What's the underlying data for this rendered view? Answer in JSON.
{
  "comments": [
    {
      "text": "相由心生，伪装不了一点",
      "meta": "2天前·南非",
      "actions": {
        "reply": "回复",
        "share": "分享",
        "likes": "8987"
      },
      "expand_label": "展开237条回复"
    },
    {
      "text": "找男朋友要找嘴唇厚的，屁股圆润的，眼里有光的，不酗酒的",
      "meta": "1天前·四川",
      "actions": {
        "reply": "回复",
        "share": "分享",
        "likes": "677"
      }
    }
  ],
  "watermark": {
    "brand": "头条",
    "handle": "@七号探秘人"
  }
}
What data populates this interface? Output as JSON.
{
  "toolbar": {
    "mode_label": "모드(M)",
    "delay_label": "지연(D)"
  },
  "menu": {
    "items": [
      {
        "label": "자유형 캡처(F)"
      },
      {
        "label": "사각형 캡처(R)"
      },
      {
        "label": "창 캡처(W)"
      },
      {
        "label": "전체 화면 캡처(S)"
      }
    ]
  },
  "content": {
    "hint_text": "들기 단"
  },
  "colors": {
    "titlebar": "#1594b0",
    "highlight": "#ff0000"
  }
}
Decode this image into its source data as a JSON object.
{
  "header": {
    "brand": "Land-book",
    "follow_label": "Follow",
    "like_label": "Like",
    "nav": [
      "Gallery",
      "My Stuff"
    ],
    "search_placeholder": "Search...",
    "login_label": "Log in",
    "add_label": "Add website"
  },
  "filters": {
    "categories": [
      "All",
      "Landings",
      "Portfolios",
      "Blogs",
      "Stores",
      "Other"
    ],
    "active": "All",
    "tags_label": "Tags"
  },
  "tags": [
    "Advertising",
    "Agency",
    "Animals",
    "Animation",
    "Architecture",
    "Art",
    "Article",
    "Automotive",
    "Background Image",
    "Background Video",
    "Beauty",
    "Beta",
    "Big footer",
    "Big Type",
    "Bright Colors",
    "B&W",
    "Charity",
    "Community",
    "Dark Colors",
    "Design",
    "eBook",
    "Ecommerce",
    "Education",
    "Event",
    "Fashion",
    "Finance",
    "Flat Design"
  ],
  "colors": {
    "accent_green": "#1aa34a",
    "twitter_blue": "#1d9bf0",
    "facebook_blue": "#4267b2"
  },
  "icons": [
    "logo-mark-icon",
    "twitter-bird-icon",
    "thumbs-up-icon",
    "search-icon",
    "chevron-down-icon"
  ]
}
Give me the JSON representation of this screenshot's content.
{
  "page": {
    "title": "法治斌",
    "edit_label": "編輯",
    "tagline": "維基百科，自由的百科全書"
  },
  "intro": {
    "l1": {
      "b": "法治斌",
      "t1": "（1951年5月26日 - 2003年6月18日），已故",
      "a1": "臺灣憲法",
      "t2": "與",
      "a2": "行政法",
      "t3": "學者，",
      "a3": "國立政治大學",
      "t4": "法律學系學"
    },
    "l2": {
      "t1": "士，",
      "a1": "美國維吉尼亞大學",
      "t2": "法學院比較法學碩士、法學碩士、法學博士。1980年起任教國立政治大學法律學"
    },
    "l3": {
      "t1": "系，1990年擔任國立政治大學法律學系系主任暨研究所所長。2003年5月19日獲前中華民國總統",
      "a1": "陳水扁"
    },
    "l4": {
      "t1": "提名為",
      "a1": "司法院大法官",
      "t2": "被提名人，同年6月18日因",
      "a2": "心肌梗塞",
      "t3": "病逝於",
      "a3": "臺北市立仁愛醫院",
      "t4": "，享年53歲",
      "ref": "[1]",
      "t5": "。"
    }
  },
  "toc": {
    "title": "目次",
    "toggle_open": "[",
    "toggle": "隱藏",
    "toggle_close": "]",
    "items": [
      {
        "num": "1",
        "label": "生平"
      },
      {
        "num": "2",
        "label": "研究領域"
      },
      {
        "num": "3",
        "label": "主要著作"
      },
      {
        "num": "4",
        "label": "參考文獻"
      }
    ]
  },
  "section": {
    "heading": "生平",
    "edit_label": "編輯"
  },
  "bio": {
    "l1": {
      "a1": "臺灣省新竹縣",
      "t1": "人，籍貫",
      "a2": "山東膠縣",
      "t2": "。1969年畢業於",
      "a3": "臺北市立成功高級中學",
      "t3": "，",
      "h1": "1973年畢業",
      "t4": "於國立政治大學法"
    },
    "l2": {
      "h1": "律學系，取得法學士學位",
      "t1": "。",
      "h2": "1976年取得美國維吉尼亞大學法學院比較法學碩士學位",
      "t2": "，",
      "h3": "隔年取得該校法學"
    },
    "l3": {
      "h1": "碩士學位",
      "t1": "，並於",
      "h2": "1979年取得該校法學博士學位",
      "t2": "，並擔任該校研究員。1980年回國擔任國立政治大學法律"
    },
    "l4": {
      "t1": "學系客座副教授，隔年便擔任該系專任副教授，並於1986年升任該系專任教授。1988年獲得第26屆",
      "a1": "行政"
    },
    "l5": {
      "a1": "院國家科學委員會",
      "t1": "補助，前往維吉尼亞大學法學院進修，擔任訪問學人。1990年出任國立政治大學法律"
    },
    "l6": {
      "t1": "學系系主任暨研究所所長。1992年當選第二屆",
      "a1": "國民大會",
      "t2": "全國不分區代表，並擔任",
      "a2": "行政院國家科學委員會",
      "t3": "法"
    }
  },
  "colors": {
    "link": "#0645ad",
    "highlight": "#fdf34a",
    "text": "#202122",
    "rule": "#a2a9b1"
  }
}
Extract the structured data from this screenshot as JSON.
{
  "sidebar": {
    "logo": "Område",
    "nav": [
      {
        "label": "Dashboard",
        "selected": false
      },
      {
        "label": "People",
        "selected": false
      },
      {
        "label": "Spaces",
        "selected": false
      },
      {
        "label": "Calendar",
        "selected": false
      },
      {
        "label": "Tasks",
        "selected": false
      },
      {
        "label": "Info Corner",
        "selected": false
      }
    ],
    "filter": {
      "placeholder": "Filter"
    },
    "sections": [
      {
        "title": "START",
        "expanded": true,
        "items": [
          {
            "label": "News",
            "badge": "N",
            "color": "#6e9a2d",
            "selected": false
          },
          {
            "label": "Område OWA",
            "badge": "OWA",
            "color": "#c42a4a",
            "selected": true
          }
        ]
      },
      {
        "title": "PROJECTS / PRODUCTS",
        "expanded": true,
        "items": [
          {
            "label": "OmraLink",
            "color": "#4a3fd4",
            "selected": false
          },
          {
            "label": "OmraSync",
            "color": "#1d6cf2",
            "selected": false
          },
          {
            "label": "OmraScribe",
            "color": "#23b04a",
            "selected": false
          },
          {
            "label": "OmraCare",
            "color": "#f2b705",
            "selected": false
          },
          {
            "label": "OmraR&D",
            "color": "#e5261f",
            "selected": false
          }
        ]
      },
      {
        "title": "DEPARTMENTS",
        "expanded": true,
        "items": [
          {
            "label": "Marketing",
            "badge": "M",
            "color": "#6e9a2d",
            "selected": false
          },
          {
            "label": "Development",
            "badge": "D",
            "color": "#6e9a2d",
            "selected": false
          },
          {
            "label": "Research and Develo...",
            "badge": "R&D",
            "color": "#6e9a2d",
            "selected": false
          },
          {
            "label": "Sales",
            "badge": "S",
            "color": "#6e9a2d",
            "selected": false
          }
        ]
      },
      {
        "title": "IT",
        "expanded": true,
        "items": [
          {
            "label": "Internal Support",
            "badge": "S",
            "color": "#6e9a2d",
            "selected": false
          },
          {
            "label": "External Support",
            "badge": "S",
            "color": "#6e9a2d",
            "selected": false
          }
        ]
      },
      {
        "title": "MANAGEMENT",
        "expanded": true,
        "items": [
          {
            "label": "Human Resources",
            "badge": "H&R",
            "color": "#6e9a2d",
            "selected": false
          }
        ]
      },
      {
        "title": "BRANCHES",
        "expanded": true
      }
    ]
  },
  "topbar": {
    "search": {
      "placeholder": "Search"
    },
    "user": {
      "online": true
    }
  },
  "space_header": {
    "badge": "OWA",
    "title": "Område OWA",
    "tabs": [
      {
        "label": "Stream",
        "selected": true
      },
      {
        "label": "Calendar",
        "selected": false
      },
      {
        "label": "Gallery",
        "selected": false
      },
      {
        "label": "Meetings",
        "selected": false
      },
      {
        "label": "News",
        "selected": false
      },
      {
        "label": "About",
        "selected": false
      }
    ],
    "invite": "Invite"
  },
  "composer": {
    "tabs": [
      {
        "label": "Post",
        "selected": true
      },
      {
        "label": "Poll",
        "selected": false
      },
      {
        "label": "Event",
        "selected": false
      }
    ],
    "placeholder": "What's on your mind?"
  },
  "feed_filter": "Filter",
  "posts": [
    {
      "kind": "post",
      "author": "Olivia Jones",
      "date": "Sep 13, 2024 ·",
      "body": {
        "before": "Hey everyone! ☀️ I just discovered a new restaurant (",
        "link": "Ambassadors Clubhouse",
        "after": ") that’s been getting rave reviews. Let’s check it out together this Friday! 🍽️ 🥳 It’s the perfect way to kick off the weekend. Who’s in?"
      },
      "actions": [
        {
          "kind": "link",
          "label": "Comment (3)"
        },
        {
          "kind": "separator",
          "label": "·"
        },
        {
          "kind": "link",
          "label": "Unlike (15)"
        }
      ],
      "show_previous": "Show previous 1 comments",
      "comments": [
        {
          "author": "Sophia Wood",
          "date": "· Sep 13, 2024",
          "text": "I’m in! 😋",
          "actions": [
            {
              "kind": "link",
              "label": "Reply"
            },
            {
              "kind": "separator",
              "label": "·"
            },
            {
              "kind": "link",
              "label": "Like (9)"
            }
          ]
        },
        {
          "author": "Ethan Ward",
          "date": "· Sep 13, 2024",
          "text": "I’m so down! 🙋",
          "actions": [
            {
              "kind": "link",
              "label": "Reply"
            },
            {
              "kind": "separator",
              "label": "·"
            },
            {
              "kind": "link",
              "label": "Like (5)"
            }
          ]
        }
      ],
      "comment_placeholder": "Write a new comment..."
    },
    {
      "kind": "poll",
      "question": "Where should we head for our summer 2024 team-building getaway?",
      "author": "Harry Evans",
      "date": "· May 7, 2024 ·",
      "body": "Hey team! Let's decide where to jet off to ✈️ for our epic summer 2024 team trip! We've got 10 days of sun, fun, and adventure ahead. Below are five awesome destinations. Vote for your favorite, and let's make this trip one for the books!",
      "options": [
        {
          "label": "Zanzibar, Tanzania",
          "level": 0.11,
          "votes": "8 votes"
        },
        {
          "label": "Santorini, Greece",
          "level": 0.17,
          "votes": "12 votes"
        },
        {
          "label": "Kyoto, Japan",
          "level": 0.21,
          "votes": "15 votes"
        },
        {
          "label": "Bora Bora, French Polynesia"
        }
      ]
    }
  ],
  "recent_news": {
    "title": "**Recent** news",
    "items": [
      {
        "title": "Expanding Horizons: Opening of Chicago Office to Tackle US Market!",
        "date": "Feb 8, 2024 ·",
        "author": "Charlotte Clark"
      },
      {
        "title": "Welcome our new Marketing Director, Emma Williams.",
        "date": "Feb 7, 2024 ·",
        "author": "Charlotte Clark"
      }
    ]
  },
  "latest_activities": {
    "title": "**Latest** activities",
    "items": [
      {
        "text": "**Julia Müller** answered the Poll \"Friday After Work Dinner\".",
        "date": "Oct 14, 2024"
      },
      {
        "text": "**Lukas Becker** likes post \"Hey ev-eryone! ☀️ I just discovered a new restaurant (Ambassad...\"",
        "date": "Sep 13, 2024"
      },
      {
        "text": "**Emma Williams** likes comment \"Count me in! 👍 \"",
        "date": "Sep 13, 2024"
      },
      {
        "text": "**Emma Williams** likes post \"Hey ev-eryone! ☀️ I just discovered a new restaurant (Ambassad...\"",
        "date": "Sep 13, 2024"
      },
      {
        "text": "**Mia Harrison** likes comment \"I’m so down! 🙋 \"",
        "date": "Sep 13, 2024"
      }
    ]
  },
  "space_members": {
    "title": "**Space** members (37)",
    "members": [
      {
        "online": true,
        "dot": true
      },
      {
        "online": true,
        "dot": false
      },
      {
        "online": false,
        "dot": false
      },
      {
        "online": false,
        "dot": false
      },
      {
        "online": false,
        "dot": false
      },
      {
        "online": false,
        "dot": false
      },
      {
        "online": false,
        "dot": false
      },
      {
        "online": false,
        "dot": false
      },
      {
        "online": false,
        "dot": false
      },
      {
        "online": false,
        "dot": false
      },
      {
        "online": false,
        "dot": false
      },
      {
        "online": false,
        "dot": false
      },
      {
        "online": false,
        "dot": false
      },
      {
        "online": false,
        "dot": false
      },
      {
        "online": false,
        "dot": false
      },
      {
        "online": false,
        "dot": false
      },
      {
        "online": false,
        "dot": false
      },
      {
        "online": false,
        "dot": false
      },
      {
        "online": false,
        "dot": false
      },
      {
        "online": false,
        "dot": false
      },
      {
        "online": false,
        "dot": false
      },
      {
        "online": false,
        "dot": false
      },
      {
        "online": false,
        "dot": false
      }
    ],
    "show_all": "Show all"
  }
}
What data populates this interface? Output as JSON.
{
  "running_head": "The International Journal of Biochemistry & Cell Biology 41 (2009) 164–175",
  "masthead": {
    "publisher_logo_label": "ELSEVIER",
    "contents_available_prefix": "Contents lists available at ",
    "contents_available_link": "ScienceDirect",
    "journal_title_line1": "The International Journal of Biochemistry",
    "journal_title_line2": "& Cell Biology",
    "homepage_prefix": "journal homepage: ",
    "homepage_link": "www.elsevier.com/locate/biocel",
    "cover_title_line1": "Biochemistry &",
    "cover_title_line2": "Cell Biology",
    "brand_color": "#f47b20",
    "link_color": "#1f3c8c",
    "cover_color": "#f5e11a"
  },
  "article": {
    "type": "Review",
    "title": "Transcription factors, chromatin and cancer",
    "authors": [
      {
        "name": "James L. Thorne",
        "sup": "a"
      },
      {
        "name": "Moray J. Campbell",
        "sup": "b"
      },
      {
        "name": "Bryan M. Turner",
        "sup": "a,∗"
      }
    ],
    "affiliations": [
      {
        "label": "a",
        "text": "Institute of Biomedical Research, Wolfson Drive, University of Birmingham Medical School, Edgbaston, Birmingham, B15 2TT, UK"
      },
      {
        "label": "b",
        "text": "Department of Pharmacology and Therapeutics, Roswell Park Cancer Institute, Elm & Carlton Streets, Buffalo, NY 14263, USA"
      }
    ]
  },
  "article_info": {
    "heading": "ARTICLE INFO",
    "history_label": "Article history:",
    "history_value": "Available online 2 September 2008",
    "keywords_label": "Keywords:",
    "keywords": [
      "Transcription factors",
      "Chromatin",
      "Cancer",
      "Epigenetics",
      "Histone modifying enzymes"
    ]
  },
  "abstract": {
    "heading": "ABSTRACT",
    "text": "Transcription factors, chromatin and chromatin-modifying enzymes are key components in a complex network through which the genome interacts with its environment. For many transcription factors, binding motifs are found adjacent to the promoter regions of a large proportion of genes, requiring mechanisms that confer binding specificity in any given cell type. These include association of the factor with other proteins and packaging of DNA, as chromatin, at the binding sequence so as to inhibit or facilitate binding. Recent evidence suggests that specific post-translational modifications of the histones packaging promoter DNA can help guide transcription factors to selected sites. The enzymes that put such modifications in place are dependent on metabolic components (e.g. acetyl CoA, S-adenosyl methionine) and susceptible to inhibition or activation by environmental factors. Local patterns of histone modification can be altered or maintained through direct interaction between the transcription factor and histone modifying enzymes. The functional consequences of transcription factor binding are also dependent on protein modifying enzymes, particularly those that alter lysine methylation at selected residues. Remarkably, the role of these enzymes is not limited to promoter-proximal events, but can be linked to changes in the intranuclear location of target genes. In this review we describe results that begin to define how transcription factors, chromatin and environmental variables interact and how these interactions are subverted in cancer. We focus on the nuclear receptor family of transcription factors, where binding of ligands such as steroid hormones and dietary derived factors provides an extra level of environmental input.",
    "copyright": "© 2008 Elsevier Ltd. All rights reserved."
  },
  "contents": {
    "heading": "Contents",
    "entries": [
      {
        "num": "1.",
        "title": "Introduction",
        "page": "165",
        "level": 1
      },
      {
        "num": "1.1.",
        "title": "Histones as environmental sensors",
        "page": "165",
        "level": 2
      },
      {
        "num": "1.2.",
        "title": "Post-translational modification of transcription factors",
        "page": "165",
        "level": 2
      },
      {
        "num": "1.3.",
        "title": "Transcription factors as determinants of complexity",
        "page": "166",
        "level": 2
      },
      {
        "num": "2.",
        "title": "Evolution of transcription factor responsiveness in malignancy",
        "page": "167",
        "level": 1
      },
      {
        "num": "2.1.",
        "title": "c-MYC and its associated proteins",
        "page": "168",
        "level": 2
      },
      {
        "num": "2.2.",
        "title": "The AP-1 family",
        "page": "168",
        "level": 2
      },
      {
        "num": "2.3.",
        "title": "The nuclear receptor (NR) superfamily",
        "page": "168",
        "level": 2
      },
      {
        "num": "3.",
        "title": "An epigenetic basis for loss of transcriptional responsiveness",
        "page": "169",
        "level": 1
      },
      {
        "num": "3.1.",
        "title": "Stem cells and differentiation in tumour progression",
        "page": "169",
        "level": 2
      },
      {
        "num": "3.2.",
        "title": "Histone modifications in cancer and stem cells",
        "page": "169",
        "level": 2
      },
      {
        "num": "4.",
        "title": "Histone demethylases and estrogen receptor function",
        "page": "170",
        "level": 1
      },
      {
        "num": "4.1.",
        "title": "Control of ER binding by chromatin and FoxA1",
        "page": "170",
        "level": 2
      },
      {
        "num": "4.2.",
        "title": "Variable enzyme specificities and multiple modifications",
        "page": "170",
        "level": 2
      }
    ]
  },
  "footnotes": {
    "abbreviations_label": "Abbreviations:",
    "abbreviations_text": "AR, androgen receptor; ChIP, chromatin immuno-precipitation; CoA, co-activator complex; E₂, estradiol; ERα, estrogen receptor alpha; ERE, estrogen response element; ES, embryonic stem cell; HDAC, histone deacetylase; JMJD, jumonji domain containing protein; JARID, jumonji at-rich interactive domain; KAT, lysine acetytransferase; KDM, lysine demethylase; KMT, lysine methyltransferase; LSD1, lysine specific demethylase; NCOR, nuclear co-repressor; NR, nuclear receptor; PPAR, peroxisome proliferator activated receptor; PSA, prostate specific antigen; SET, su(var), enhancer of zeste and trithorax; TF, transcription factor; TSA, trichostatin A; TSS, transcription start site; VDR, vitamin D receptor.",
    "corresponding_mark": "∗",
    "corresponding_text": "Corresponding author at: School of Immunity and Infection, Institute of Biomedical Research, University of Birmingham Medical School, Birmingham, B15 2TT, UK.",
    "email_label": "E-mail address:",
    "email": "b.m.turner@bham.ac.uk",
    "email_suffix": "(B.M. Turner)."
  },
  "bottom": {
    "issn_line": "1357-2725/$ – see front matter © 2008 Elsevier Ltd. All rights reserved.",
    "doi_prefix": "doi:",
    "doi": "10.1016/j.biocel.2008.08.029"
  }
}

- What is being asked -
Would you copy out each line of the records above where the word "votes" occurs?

- Response to this exercise -
          "votes": "8 votes"
          "votes": "12 votes"
          "votes": "15 votes"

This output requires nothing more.